The entries should be written out again exactly as they read.

(Items from an interface collection)
========================
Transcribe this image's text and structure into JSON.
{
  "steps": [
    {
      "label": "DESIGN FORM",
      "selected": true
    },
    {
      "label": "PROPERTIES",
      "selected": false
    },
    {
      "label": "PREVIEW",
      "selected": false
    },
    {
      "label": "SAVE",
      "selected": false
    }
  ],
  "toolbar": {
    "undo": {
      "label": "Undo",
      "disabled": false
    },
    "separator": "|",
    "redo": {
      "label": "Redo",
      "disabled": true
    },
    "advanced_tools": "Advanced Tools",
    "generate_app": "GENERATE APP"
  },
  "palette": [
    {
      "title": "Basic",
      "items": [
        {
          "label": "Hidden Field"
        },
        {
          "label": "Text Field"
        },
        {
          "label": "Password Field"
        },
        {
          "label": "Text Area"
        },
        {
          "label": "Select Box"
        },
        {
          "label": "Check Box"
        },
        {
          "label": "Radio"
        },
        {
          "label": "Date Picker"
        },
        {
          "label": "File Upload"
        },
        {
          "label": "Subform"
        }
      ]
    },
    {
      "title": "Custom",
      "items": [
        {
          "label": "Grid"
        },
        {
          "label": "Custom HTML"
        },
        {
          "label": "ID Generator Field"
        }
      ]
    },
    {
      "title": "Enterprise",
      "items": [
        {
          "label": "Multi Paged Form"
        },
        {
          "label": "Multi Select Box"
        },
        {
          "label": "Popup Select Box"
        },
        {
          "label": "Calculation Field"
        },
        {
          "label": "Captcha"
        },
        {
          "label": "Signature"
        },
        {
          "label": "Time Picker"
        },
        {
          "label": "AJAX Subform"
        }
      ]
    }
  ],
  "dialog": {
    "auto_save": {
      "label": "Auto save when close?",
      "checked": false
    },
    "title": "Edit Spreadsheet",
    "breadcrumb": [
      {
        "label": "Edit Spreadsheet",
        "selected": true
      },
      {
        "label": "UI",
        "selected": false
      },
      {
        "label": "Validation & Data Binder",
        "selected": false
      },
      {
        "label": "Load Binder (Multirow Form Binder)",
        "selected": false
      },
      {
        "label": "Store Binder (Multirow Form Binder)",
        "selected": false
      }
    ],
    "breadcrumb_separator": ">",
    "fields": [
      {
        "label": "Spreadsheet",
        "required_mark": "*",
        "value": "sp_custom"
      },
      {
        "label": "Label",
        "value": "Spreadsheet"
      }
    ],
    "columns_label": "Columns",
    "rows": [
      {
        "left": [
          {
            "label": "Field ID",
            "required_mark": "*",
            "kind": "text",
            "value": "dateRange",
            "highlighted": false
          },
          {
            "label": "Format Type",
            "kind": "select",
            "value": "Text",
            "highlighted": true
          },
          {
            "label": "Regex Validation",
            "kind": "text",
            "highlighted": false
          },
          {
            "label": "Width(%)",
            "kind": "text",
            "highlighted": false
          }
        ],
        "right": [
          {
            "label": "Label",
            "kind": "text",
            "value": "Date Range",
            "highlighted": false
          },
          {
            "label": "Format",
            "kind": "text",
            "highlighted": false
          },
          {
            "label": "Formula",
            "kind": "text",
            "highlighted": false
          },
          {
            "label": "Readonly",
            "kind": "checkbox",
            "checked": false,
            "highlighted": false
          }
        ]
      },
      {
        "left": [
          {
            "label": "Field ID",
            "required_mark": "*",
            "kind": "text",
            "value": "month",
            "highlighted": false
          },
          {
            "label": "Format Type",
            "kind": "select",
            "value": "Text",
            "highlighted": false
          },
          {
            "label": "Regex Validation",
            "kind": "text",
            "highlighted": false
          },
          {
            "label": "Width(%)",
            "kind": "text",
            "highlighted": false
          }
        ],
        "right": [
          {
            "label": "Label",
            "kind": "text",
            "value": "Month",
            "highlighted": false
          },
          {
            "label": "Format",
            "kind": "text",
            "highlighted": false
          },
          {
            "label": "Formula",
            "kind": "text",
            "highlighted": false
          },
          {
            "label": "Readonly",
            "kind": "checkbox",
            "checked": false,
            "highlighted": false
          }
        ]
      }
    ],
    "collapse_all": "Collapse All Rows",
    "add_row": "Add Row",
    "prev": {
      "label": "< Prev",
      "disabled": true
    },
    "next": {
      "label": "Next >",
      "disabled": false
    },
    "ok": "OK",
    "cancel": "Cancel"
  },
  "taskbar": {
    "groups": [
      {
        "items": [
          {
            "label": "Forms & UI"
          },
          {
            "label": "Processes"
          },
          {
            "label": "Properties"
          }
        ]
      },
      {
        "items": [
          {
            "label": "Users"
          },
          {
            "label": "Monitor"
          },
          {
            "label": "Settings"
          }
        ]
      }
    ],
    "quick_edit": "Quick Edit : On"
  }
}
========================
### YOUR RESPONSE
Transcribe this image's text and structure into JSON.
{
  "steps": [
    {
      "label": "DESIGN FORM",
      "selected": true
    },
    {
      "label": "PROPERTIES",
      "selected": false
    },
    {
      "label": "PREVIEW",
      "selected": false
    },
    {
      "label": "SAVE",
      "selected": false
    }
  ],
  "toolbar": {
    "undo": {
      "label": "Undo",
      "disabled": false
    },
    "separator": "|",
    "redo": {
      "label": "Redo",
      "disabled": true
    },
    "advanced_tools": "Advanced Tools",
    "generate_app": "GENERATE APP"
  },
  "palette": [
    {
      "title": "Basic",
      "items": [
        {
          "label": "Hidden Field"
        },
        {
          "label": "Text Field"
        },
        {
          "label": "Password Field"
        },
        {
          "label": "Text Area"
        },
        {
          "label": "Select Box"
        },
        {
          "label": "Check Box"
        },
        {
          "label": "Radio"
        },
        {
          "label": "Date Picker"
        },
        {
          "label": "File Upload"
        },
        {
          "label": "Subform"
        }
      ]
    },
    {
      "title": "Custom",
      "items": [
        {
          "label": "Grid"
        },
        {
          "label": "Custom HTML"
        },
        {
          "label": "ID Generator Field"
        }
      ]
    },
    {
      "title": "Enterprise",
      "items": [
        {
          "label": "Multi Paged Form"
        },
        {
          "label": "Multi Select Box"
        },
        {
          "label": "Popup Select Box"
        },
        {
          "label": "Calculation Field"
        },
        {
          "label": "Captcha"
        },
        {
          "label": "Signature"
        },
        {
          "label": "Time Picker"
        },
        {
          "label": "AJAX Subform"
        }
      ]
    }
  ],
  "dialog": {
    "auto_save": {
      "label": "Auto save when close?",
      "checked": false
    },
    "title": "Edit Spreadsheet",
    "breadcrumb": [
      {
        "label": "Edit Spreadsheet",
        "selected": true
      },
      {
        "label": "UI",
        "selected": false
      },
      {
        "label": "Validation & Data Binder",
        "selected": false
      },
      {
        "label": "Load Binder (Multirow Form Binder)",
        "selected": false
      },
      {
        "label": "Store Binder (Multirow Form Binder)",
        "selected": false
      }
    ],
    "breadcrumb_separator": ">",
    "fields": [
      {
        "label": "Spreadsheet",
        "required_mark": "*",
        "value": "sp_custom"
      },
      {
        "label": "Label",
        "value": "Spreadsheet"
      }
    ],
    "columns_label": "Columns",
    "rows": [
      {
        "left": [
          {
            "label": "Field ID",
            "required_mark": "*",
            "kind": "text",
            "value": "dateRange",
            "highlighted": false
          },
          {
            "label": "Format Type",
            "kind": "select",
            "value": "Text",
            "highlighted": true
          },
          {
            "label": "Regex Validation",
            "kind": "text",
            "highlighted": false
          },
          {
            "label": "Width(%)",
            "kind": "text",
            "highlighted": false
          }
        ],
        "right": [
          {
            "label": "Label",
            "kind": "text",
            "value": "Date Range",
            "highlighted": false
          },
          {
            "label": "Format",
            "kind": "text",
            "highlighted": false
          },
          {
            "label": "Formula",
            "kind": "text",
            "highlighted": false
          },
          {
            "label": "Readonly",
            "kind": "checkbox",
            "checked": false,
            "highlighted": false
          }
        ]
      },
      {
        "left": [
          {
            "label": "Field ID",
            "required_mark": "*",
            "kind": "text",
            "value": "month",
            "highlighted": false
          },
          {
            "label": "Format Type",
            "kind": "select",
            "value": "Text",
            "highlighted": false
          },
          {
            "label": "Regex Validation",
            "kind": "text",
            "highlighted": false
          },
          {
            "label": "Width(%)",
            "kind": "text",
            "highlighted": false
          }
        ],
        "right": [
          {
            "label": "Label",
            "kind": "text",
            "value": "Month",
            "highlighted": false
          },
          {
            "label": "Format",
            "kind": "text",
            "highlighted": false
          },
          {
            "label": "Formula",
            "kind": "text",
            "highlighted": false
          },
          {
            "label": "Readonly",
            "kind": "checkbox",
            "checked": false,
            "highlighted": false
          }
        ]
      }
    ],
    "collapse_all": "Collapse All Rows",
    "add_row": "Add Row",
    "prev": {
      "label": "< Prev",
      "disabled": true
    },
    "next": {
      "label": "Next >",
      "disabled": false
    },
    "ok": "OK",
    "cancel": "Cancel"
  },
  "taskbar": {
    "groups": [
      {
        "items": [
          {
            "label": "Forms & UI"
          },
          {
            "label": "Processes"
          },
          {
            "label": "Properties"
          }
        ]
      },
      {
        "items": [
          {
            "label": "Users"
          },
          {
            "label": "Monitor"
          },
          {
            "label": "Settings"
          }
        ]
      }
    ],
    "quick_edit": "Quick Edit : On"
  }
}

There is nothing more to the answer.